#### [About this exercise]
When you set down the entries, keep every word exactly as it is but drop the pictures.

#### [Material supplied]
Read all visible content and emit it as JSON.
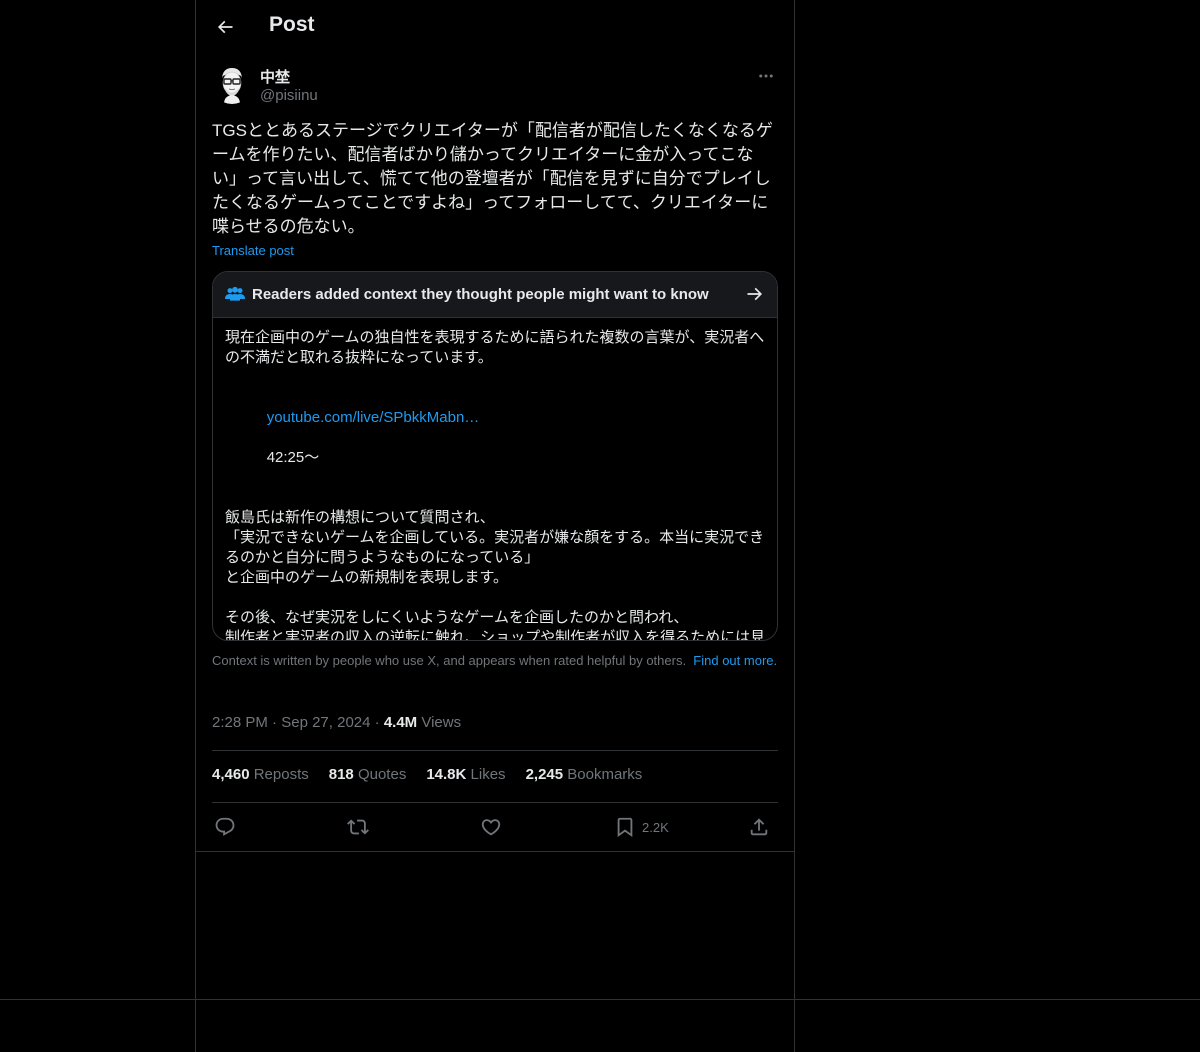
{
  "header": {
    "title": "Post"
  },
  "author": {
    "display_name": "中埜",
    "handle": "@pisiinu"
  },
  "tweet": {
    "text": "TGSととあるステージでクリエイターが「配信者が配信したくなくなるゲームを作りたい、配信者ばかり儲かってクリエイターに金が入ってこない」って言い出して、慌てて他の登壇者が「配信を見ずに自分でプレイしたくなるゲームってことですよね」ってフォローしてて、クリエイターに喋らせるの危ない。",
    "translate_label": "Translate post"
  },
  "context": {
    "heading": "Readers added context they thought people might want to know",
    "para1": "現在企画中のゲームの独自性を表現するために語られた複数の言葉が、実況者への不満だと取れる抜粋になっています。",
    "link": "youtube.com/live/SPbkkMabn…",
    "timestamp": "42:25〜",
    "para3": "飯島氏は新作の構想について質問され、\n「実況できないゲームを企画している。実況者が嫌な顔をする。本当に実況できるのかと自分に問うようなものになっている」\nと企画中のゲームの新規制を表現します。",
    "para4": "その後、なぜ実況をしにくいようなゲームを企画したのかと問われ、\n制作者と実況者の収入の逆転に触れ、ショップや制作者が収入を得るためには見るだけではなく自分で遊ばないといけないと思うものにする必要があるからだと回答しました。",
    "footnote": "Context is written by people who use X, and appears when rated helpful by others.",
    "footnote_link": "Find out more."
  },
  "meta": {
    "time": "2:28 PM",
    "date": "Sep 27, 2024",
    "views_count": "4.4M",
    "views_label": "Views",
    "separator": "·"
  },
  "stats": {
    "reposts_count": "4,460",
    "reposts_label": "Reposts",
    "quotes_count": "818",
    "quotes_label": "Quotes",
    "likes_count": "14.8K",
    "likes_label": "Likes",
    "bookmarks_count": "2,245",
    "bookmarks_label": "Bookmarks"
  },
  "actions": {
    "bookmark_count": "2.2K"
  },
  "colors": {
    "background": "#000000",
    "text": "#e7e9ea",
    "secondary": "#71767b",
    "accent": "#1d9bf0",
    "border": "#2f3336"
  },
  "icons": {
    "back": "arrow-left-icon",
    "more": "more-dots-icon",
    "people": "people-icon",
    "arrow": "arrow-right-icon",
    "reply": "reply-icon",
    "repost": "repost-icon",
    "like": "heart-icon",
    "bookmark": "bookmark-icon",
    "share": "share-icon"
  }
}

#### [Response for this exercise]
Read all visible content and emit it as JSON.
{
  "header": {
    "title": "Post"
  },
  "author": {
    "display_name": "中埜",
    "handle": "@pisiinu"
  },
  "tweet": {
    "text": "TGSととあるステージでクリエイターが「配信者が配信したくなくなるゲームを作りたい、配信者ばかり儲かってクリエイターに金が入ってこない」って言い出して、慌てて他の登壇者が「配信を見ずに自分でプレイしたくなるゲームってことですよね」ってフォローしてて、クリエイターに喋らせるの危ない。",
    "translate_label": "Translate post"
  },
  "context": {
    "heading": "Readers added context they thought people might want to know",
    "para1": "現在企画中のゲームの独自性を表現するために語られた複数の言葉が、実況者への不満だと取れる抜粋になっています。",
    "link": "youtube.com/live/SPbkkMabn…",
    "timestamp": "42:25〜",
    "para3": "飯島氏は新作の構想について質問され、\n「実況できないゲームを企画している。実況者が嫌な顔をする。本当に実況できるのかと自分に問うようなものになっている」\nと企画中のゲームの新規制を表現します。",
    "para4": "その後、なぜ実況をしにくいようなゲームを企画したのかと問われ、\n制作者と実況者の収入の逆転に触れ、ショップや制作者が収入を得るためには見るだけではなく自分で遊ばないといけないと思うものにする必要があるからだと回答しました。",
    "footnote": "Context is written by people who use X, and appears when rated helpful by others.",
    "footnote_link": "Find out more."
  },
  "meta": {
    "time": "2:28 PM",
    "date": "Sep 27, 2024",
    "views_count": "4.4M",
    "views_label": "Views",
    "separator": "·"
  },
  "stats": {
    "reposts_count": "4,460",
    "reposts_label": "Reposts",
    "quotes_count": "818",
    "quotes_label": "Quotes",
    "likes_count": "14.8K",
    "likes_label": "Likes",
    "bookmarks_count": "2,245",
    "bookmarks_label": "Bookmarks"
  },
  "actions": {
    "bookmark_count": "2.2K"
  },
  "colors": {
    "background": "#000000",
    "text": "#e7e9ea",
    "secondary": "#71767b",
    "accent": "#1d9bf0",
    "border": "#2f3336"
  },
  "icons": {
    "back": "arrow-left-icon",
    "more": "more-dots-icon",
    "people": "people-icon",
    "arrow": "arrow-right-icon",
    "reply": "reply-icon",
    "repost": "repost-icon",
    "like": "heart-icon",
    "bookmark": "bookmark-icon",
    "share": "share-icon"
  }
}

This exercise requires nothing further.